Klacks parsing

Closure XML has been based on a SAX-like API for several years now (in addition to the DOM implementation on top of that). But although the pervasive use of SAX within CXML itself has been a success story, most users seem to prefer DOM usage over SAX handler hacks. Anyone who has ever parsed a non-trivial schema using SAX knows why: Maintaining separate start-element and end-element methods is very inconvenient. Code ends up dispatching on tag names using huge case forms while doing all bookkeeping manually in slots of the handler instance.

Starting with the current release of CXML, there is now a new parser interface called Klacks.

Similar to StAX, the new interface is more convenient than SAX, while still providing the same features as the old one, including validation.

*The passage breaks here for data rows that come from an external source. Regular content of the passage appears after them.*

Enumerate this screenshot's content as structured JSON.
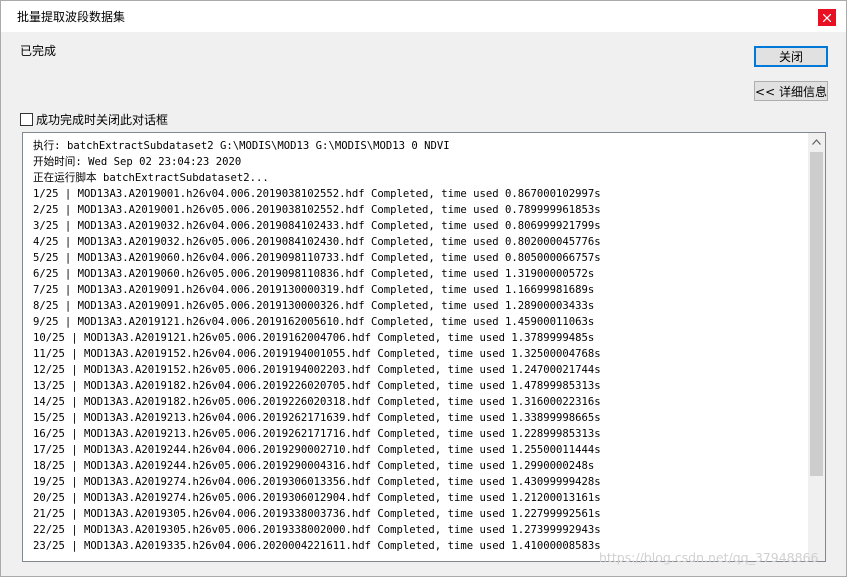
{
  "window": {
    "title": "批量提取波段数据集"
  },
  "status_text": "已完成",
  "buttons": {
    "close_label": "关闭",
    "details_label": "<< 详细信息"
  },
  "checkbox": {
    "label": "成功完成时关闭此对话框",
    "checked": false
  },
  "log": {
    "lines": [
      "执行: batchExtractSubdataset2 G:\\MODIS\\MOD13 G:\\MODIS\\MOD13 0 NDVI",
      "开始时间: Wed Sep 02 23:04:23 2020",
      "正在运行脚本 batchExtractSubdataset2...",
      "1/25 | MOD13A3.A2019001.h26v04.006.2019038102552.hdf Completed, time used 0.867000102997s",
      "2/25 | MOD13A3.A2019001.h26v05.006.2019038102552.hdf Completed, time used 0.789999961853s",
      "3/25 | MOD13A3.A2019032.h26v04.006.2019084102433.hdf Completed, time used 0.806999921799s",
      "4/25 | MOD13A3.A2019032.h26v05.006.2019084102430.hdf Completed, time used 0.802000045776s",
      "5/25 | MOD13A3.A2019060.h26v04.006.2019098110733.hdf Completed, time used 0.805000066757s",
      "6/25 | MOD13A3.A2019060.h26v05.006.2019098110836.hdf Completed, time used 1.31900000572s",
      "7/25 | MOD13A3.A2019091.h26v04.006.2019130000319.hdf Completed, time used 1.16699981689s",
      "8/25 | MOD13A3.A2019091.h26v05.006.2019130000326.hdf Completed, time used 1.28900003433s",
      "9/25 | MOD13A3.A2019121.h26v04.006.2019162005610.hdf Completed, time used 1.45900011063s",
      "10/25 | MOD13A3.A2019121.h26v05.006.2019162004706.hdf Completed, time used 1.3789999485s",
      "11/25 | MOD13A3.A2019152.h26v04.006.2019194001055.hdf Completed, time used 1.32500004768s",
      "12/25 | MOD13A3.A2019152.h26v05.006.2019194002203.hdf Completed, time used 1.24700021744s",
      "13/25 | MOD13A3.A2019182.h26v04.006.2019226020705.hdf Completed, time used 1.47899985313s",
      "14/25 | MOD13A3.A2019182.h26v05.006.2019226020318.hdf Completed, time used 1.31600022316s",
      "15/25 | MOD13A3.A2019213.h26v04.006.2019262171639.hdf Completed, time used 1.33899998665s",
      "16/25 | MOD13A3.A2019213.h26v05.006.2019262171716.hdf Completed, time used 1.22899985313s",
      "17/25 | MOD13A3.A2019244.h26v04.006.2019290002710.hdf Completed, time used 1.25500011444s",
      "18/25 | MOD13A3.A2019244.h26v05.006.2019290004316.hdf Completed, time used 1.2990000248s",
      "19/25 | MOD13A3.A2019274.h26v04.006.2019306013356.hdf Completed, time used 1.43099999428s",
      "20/25 | MOD13A3.A2019274.h26v05.006.2019306012904.hdf Completed, time used 1.21200013161s",
      "21/25 | MOD13A3.A2019305.h26v04.006.2019338003736.hdf Completed, time used 1.22799992561s",
      "22/25 | MOD13A3.A2019305.h26v05.006.2019338002000.hdf Completed, time used 1.27399992943s",
      "23/25 | MOD13A3.A2019335.h26v04.006.2020004221611.hdf Completed, time used 1.41000008583s"
    ]
  },
  "scrollbar": {
    "position": 0
  },
  "watermark": "https://blog.csdn.net/qq_37948866",
  "colors": {
    "close_button_bg": "#e81123",
    "focus_border": "#0078d7",
    "dialog_bg": "#f0f0f0"
  },
  "icons": {
    "close": "close-icon",
    "scroll_up": "chevron-up-icon"
  }
}
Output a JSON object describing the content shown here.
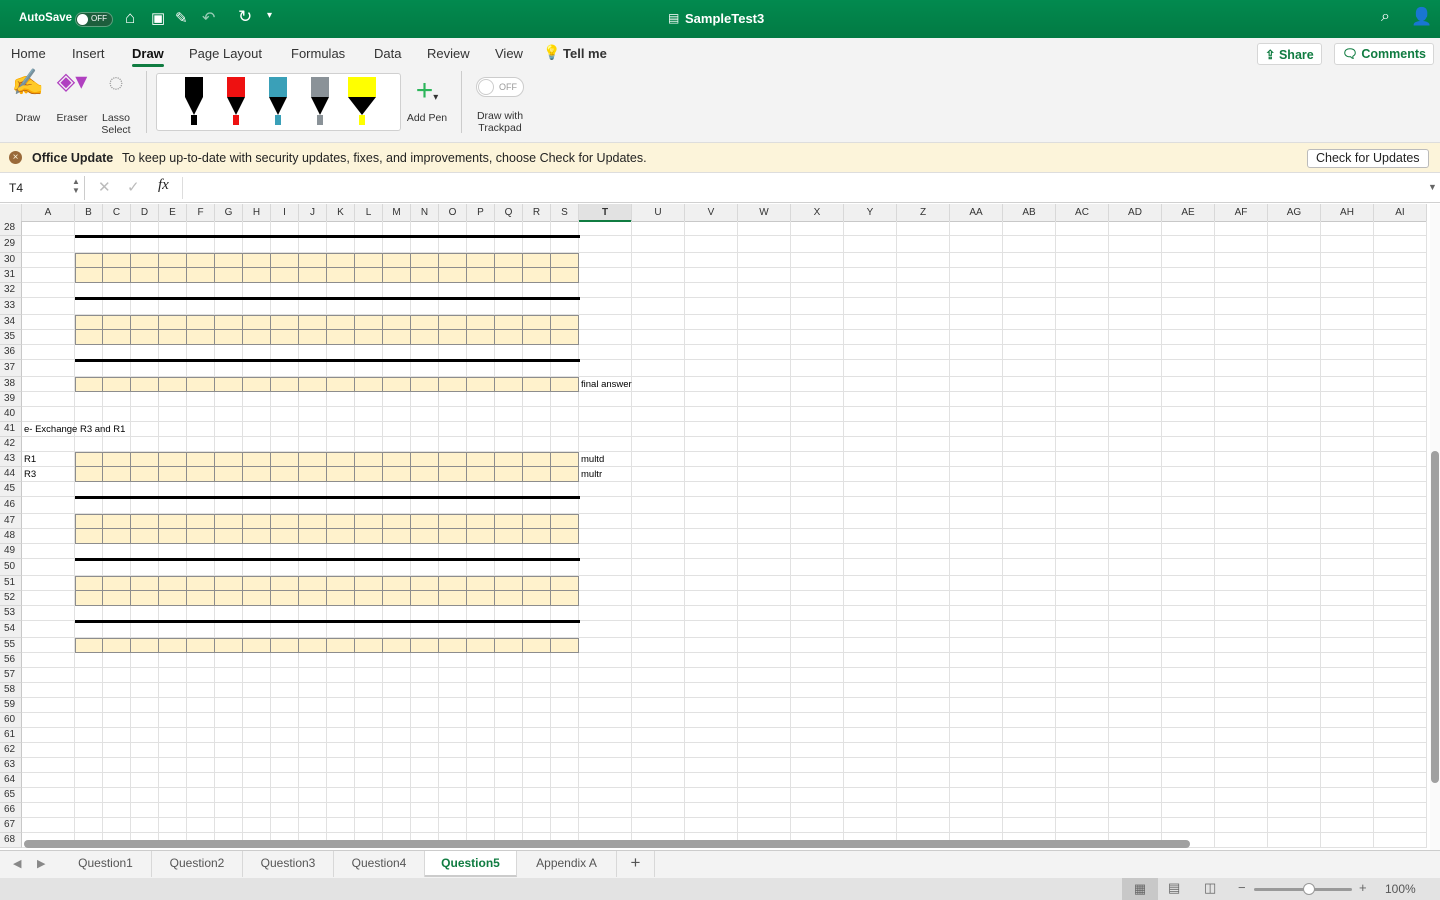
{
  "titlebar": {
    "autosave_label": "AutoSave",
    "autosave_state": "OFF",
    "doc_title": "SampleTest3",
    "accent": "#107c41"
  },
  "ribbon": {
    "tabs": [
      "Home",
      "Insert",
      "Draw",
      "Page Layout",
      "Formulas",
      "Data",
      "Review",
      "View"
    ],
    "active_tab": "Draw",
    "tell_me": "Tell me",
    "share": "Share",
    "comments": "Comments",
    "tools": {
      "draw": "Draw",
      "eraser": "Eraser",
      "lasso_1": "Lasso",
      "lasso_2": "Select",
      "add_pen": "Add Pen",
      "trackpad_1": "Draw with",
      "trackpad_2": "Trackpad",
      "trackpad_state": "OFF"
    },
    "pens": [
      {
        "color": "#000000"
      },
      {
        "color": "#ee1111"
      },
      {
        "color": "#3aa0b8"
      },
      {
        "color": "#8a9298"
      },
      {
        "color": "#ffff00"
      }
    ]
  },
  "update_bar": {
    "title": "Office Update",
    "message": "To keep up-to-date with security updates, fixes, and improvements, choose Check for Updates.",
    "button": "Check for Updates"
  },
  "formula_bar": {
    "name_box": "T4",
    "fx": "fx",
    "value": ""
  },
  "grid": {
    "columns": [
      "A",
      "B",
      "C",
      "D",
      "E",
      "F",
      "G",
      "H",
      "I",
      "J",
      "K",
      "L",
      "M",
      "N",
      "O",
      "P",
      "Q",
      "R",
      "S",
      "T",
      "U",
      "V",
      "W",
      "X",
      "Y",
      "Z",
      "AA",
      "AB",
      "AC",
      "AD",
      "AE",
      "AF",
      "AG",
      "AH",
      "AI"
    ],
    "selected_column": "T",
    "first_row": 28,
    "last_row": 68,
    "highlight_rows": [
      30,
      31,
      34,
      35,
      38,
      43,
      44,
      47,
      48,
      51,
      52,
      55
    ],
    "thick_border_above_rows": [
      29,
      33,
      37,
      46,
      50,
      54
    ],
    "highlight_color": "#fff2cc",
    "cells": [
      {
        "ref": "T38",
        "col": "T",
        "row": 38,
        "value": "final answer"
      },
      {
        "ref": "A41",
        "col": "A",
        "row": 41,
        "value": "e- Exchange R3 and R1"
      },
      {
        "ref": "A43",
        "col": "A",
        "row": 43,
        "value": "R1"
      },
      {
        "ref": "T43",
        "col": "T",
        "row": 43,
        "value": "multd"
      },
      {
        "ref": "A44",
        "col": "A",
        "row": 44,
        "value": "R3"
      },
      {
        "ref": "T44",
        "col": "T",
        "row": 44,
        "value": "multr"
      }
    ]
  },
  "sheets": {
    "tabs": [
      "Question1",
      "Question2",
      "Question3",
      "Question4",
      "Question5",
      "Appendix A"
    ],
    "active": "Question5",
    "add": "+"
  },
  "status": {
    "zoom": "100%",
    "zoom_percent": 100
  }
}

Basically, the klacks parser can be used as a (rather sophisticated) tokenizer, and you get to write a recursive descent parser based on that.

SAX and StAX are Java's protocols for XML parsing. Sometimes they are being referred to as low-level interfaces for "expert" use only (the suggested alternative being something like DOM), but their purpose is really to parse XML without building an in-memory representation.

Low-level or not, they are the right choice when parsing into application-defined data structures or when performing simple on-the-fly transformation of XML data as it is being read.

In SAX, an XML parser will process the entire document in one go, emitting events as it sees them. User code needs to implement its own handler class, with methods for the events it cares about. The SAX concept is known as "push-based".

In contrast, the "pull-based" StAX parsing model is similar to working with an input stream. User code starts by creating an input stream object for the XML document, then reads events from that stream one by one. (Klacks uses the term source instead of stream, to avoid confusion with Common Lisp streams.)

API design choices. StAX distinguishes between a high-level API, which creates a Java object for each event, and the low-level API, which just returns an enum indicating the type of event, and has separate methods to access the current event's data.

Klacks has just one set of functions for both purposes, since it seemed more lispy to use multiple values. Instead of returning just a keyword indicating the event type, the main klacks functions always include useful event data as additional return values.

Java's StAX also includes classes for XML serialization. No such extension was needed for CXML, since it already supports convenient serialization using SAX events. The with-element macro and related functions make generation of those events easy.

Simple klacks parsing example:
* (defparameter *source* (cxml:make-source "<example>text</example>"))
* (klacks:peek-next *source*)
:START-DOCUMENT
* (klacks:peek-next *source*)
:START-ELEMENT
NIL                      ;namespace URI
"example"                ;local name
"example"                ;qualified name
* ...

4 comments:

Paulo said...

I've tested performance of CXML SAX and Klacks with no processing whatsoever (i.e. parse with default-handler and a peek-next loop until nil), and Klacks is substantially slower that SAX. In fact, it's even slower that DOM.

I believe this is so because of the lispy way of doing it. I also believe this problem also happens with StAX with the event way, which creates objects for everything.

So, this enum vs object seems meaningful in terms of performance. Or I may be wrong and Klacks is not yet optimized. Which one is it?

PS: I've seen SAX code in a Klacks source file, apparently for some DTD processing. Is this relevant?

David Lichteblau said...

Hi Paolo,

klacks is definitely unoptimized currently. For me, its major feature was the pull-based approach, which is essential for some stream-based XML formats like XMPP. Obviously, I'd be glad to accept patches improving speed, but currently I am not working on klacks optimization issues myself.

As far the "lispy" API is concerned (use of multiple values is a part of that), this is not where I would start looking for speed issues. Perhaps it would be possible to add more API functions that go for raw speed, but the bulk of the problems are probably not in the API.

For one thing, klacks shares nearly all code with the SAX parser currently. It even sends SAX events for everything (not just the DTD) which then get discarded. So due to that implementation trick, klacks is automatically slower than SAX.

The creation of objects is an issue separate from the use of multiple values. What goes on here is that the values are currently consed into a list by the source. So there are actual "objects" in the current implementation, you just don't see them. This could contribute to speed issues.

But again, most of these issues should be fixable with a bit of refactoring. I just don't have the time for that right now.

Paulo said...

Thanks for the info!

BTW, after re-reading my comment, the impression I left was that I didn't like CXML. On the contrary, I like it better than all the Common Lisp libraries I've found, especially for the DOM support and DOM speed.

dontcare said...

you might also want to look at vtd-xml, the latest and most advanced XML processing API available today

http://vtd-xml.sf.net